Whether you want to buy or sell a home, you’ll want some help. So who should you hire? Real estate professionals go by various names, including real estate agent, real estate broker, or Realtor®. So what’s the difference?
Sometimes these titles are used interchangeably, but rest assured, there are some important differences, as well as varying requirements for using particular titles.
Here’s a rundown of the real estate professional titles you’ll come across, and what they mean.
A real estate agent is someone who has a professional license to help people buy, sell, or rent all sorts of housing and real estate.
To get that license, states require individuals to have prelicensing training. The required number of training hours can vary significantly by jurisdiction. In Oregon, for example, real estate agents must take 120 hours of prelicensing training.

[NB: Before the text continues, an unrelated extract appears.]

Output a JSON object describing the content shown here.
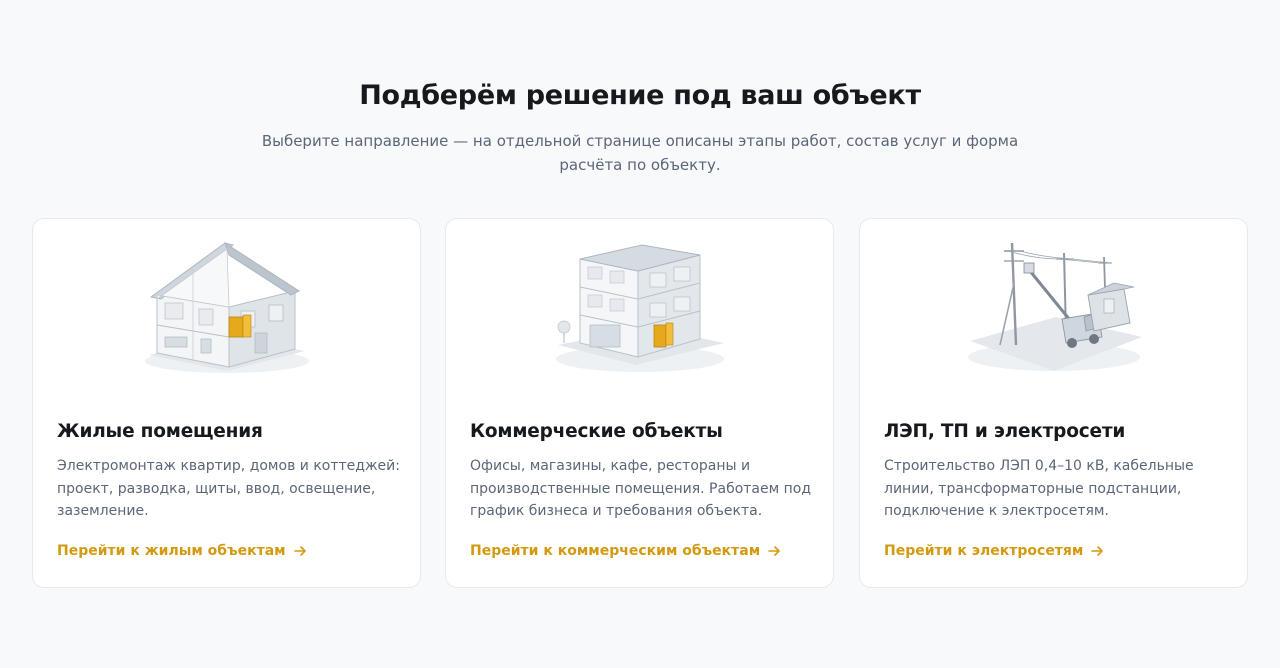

Once that training is done, aspiring agents take a written licensing exam. This exam is typically divided into two portions: one on federal real estate laws and general real estate principles, the second on state-specific laws.

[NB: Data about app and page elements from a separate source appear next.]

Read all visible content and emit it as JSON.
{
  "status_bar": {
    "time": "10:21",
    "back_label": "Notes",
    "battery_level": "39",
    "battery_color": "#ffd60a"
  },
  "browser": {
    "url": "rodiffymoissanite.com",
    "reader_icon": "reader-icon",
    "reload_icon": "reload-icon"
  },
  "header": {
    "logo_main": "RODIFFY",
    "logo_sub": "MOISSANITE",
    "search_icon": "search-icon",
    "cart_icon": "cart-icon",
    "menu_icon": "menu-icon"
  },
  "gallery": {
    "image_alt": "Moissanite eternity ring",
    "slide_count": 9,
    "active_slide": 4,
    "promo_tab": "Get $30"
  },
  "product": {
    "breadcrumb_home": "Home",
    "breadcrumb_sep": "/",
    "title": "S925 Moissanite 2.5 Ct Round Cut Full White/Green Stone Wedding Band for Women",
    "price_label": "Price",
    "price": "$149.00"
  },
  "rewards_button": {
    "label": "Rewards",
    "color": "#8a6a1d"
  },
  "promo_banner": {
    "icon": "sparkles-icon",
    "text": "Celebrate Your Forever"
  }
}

Once they pass their exam, they’ve earned a license, the title of a “real estate agent,” and they might join a brokerage where they can begin working with home buyers, sellers, and renters.

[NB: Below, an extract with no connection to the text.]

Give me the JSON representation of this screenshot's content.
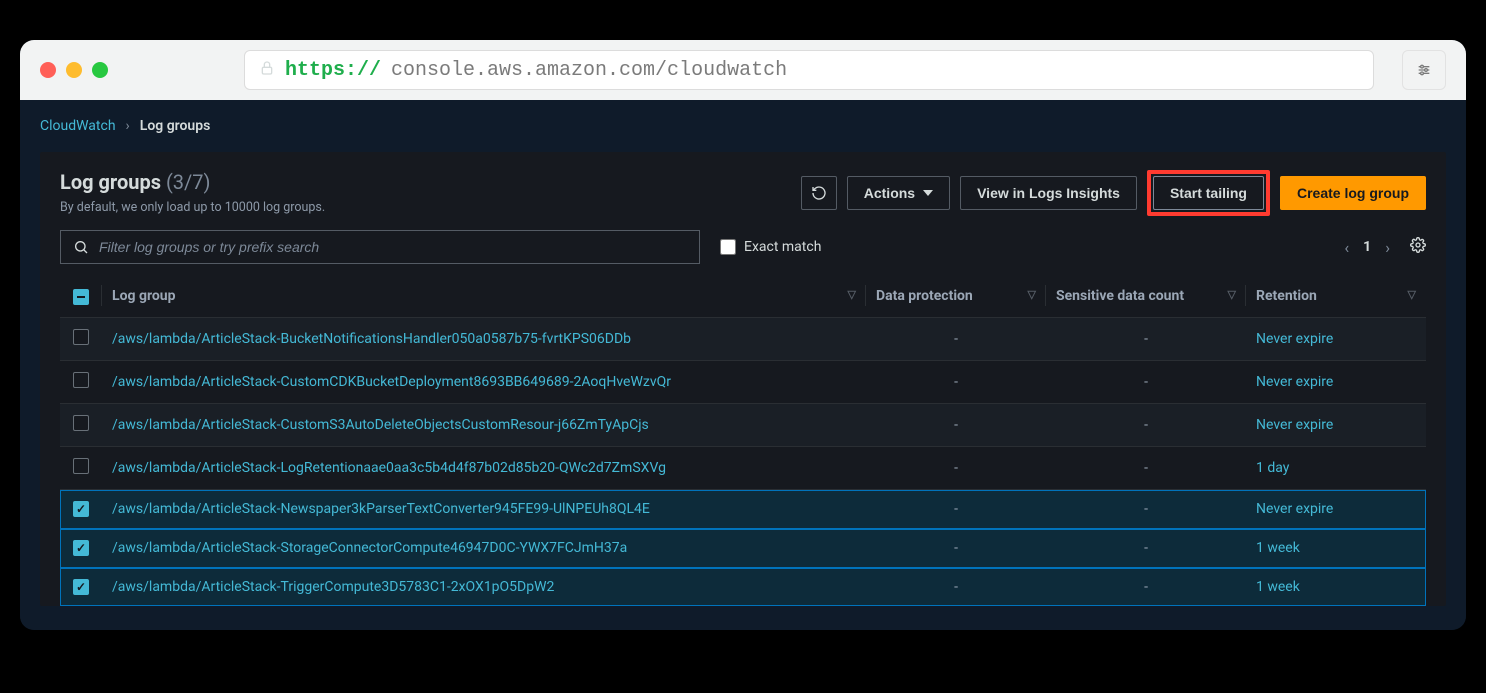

In order to become a REALTOR®
In order to become a REALTOR®—a licensed agent with the ability to use that widely respected title—an agent needs to be a member of the National Association of Realtors®.
As a member, a person subscribes to the standards of the association and its code of ethics.
The NAR holds REALTOR® to a higher standard.